▶ [Supplied entries]:
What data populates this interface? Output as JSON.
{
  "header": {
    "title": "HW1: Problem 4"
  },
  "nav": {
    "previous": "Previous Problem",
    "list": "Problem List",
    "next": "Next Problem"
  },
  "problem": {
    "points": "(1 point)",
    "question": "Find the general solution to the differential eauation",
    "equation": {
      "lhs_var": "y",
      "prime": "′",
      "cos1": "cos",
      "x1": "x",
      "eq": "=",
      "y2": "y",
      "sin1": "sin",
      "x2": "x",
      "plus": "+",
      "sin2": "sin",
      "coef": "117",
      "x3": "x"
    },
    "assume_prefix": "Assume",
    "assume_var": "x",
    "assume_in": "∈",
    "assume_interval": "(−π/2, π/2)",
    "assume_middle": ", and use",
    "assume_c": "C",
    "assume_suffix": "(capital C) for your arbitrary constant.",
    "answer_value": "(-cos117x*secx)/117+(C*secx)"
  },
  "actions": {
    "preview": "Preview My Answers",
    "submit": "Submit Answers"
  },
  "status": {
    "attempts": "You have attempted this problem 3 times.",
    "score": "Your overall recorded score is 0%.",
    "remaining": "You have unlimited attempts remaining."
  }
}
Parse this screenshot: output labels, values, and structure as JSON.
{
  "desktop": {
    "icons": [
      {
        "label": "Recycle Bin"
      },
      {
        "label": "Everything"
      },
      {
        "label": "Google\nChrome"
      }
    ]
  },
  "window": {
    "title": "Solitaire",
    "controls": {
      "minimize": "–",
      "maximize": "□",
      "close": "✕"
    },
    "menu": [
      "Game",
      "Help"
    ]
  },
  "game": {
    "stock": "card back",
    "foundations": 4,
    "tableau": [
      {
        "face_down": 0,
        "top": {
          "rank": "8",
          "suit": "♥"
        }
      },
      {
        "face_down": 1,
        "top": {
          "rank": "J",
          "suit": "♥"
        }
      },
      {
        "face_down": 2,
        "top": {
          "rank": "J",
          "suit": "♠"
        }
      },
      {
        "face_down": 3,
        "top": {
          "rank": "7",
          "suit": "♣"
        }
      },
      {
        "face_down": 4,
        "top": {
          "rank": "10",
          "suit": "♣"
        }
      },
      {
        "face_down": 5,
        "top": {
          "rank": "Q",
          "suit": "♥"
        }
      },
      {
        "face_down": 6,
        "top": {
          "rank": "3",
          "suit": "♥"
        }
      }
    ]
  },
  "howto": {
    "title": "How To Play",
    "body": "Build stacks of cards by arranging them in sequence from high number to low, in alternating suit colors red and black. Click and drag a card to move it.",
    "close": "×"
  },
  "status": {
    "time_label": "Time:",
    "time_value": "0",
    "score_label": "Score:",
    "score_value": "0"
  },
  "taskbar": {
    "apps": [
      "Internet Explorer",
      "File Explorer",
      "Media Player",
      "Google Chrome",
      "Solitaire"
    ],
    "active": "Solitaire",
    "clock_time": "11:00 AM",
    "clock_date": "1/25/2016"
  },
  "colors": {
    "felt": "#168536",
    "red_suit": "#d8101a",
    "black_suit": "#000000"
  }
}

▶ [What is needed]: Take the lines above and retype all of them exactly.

▶ [Your solution]:
What data populates this interface? Output as JSON.
{
  "header": {
    "title": "HW1: Problem 4"
  },
  "nav": {
    "previous": "Previous Problem",
    "list": "Problem List",
    "next": "Next Problem"
  },
  "problem": {
    "points": "(1 point)",
    "question": "Find the general solution to the differential eauation",
    "equation": {
      "lhs_var": "y",
      "prime": "′",
      "cos1": "cos",
      "x1": "x",
      "eq": "=",
      "y2": "y",
      "sin1": "sin",
      "x2": "x",
      "plus": "+",
      "sin2": "sin",
      "coef": "117",
      "x3": "x"
    },
    "assume_prefix": "Assume",
    "assume_var": "x",
    "assume_in": "∈",
    "assume_interval": "(−π/2, π/2)",
    "assume_middle": ", and use",
    "assume_c": "C",
    "assume_suffix": "(capital C) for your arbitrary constant.",
    "answer_value": "(-cos117x*secx)/117+(C*secx)"
  },
  "actions": {
    "preview": "Preview My Answers",
    "submit": "Submit Answers"
  },
  "status": {
    "attempts": "You have attempted this problem 3 times.",
    "score": "Your overall recorded score is 0%.",
    "remaining": "You have unlimited attempts remaining."
  }
}
Parse this screenshot: output labels, values, and structure as JSON.
{
  "desktop": {
    "icons": [
      {
        "label": "Recycle Bin"
      },
      {
        "label": "Everything"
      },
      {
        "label": "Google\nChrome"
      }
    ]
  },
  "window": {
    "title": "Solitaire",
    "controls": {
      "minimize": "–",
      "maximize": "□",
      "close": "✕"
    },
    "menu": [
      "Game",
      "Help"
    ]
  },
  "game": {
    "stock": "card back",
    "foundations": 4,
    "tableau": [
      {
        "face_down": 0,
        "top": {
          "rank": "8",
          "suit": "♥"
        }
      },
      {
        "face_down": 1,
        "top": {
          "rank": "J",
          "suit": "♥"
        }
      },
      {
        "face_down": 2,
        "top": {
          "rank": "J",
          "suit": "♠"
        }
      },
      {
        "face_down": 3,
        "top": {
          "rank": "7",
          "suit": "♣"
        }
      },
      {
        "face_down": 4,
        "top": {
          "rank": "10",
          "suit": "♣"
        }
      },
      {
        "face_down": 5,
        "top": {
          "rank": "Q",
          "suit": "♥"
        }
      },
      {
        "face_down": 6,
        "top": {
          "rank": "3",
          "suit": "♥"
        }
      }
    ]
  },
  "howto": {
    "title": "How To Play",
    "body": "Build stacks of cards by arranging them in sequence from high number to low, in alternating suit colors red and black. Click and drag a card to move it.",
    "close": "×"
  },
  "status": {
    "time_label": "Time:",
    "time_value": "0",
    "score_label": "Score:",
    "score_value": "0"
  },
  "taskbar": {
    "apps": [
      "Internet Explorer",
      "File Explorer",
      "Media Player",
      "Google Chrome",
      "Solitaire"
    ],
    "active": "Solitaire",
    "clock_time": "11:00 AM",
    "clock_date": "1/25/2016"
  },
  "colors": {
    "felt": "#168536",
    "red_suit": "#d8101a",
    "black_suit": "#000000"
  }
}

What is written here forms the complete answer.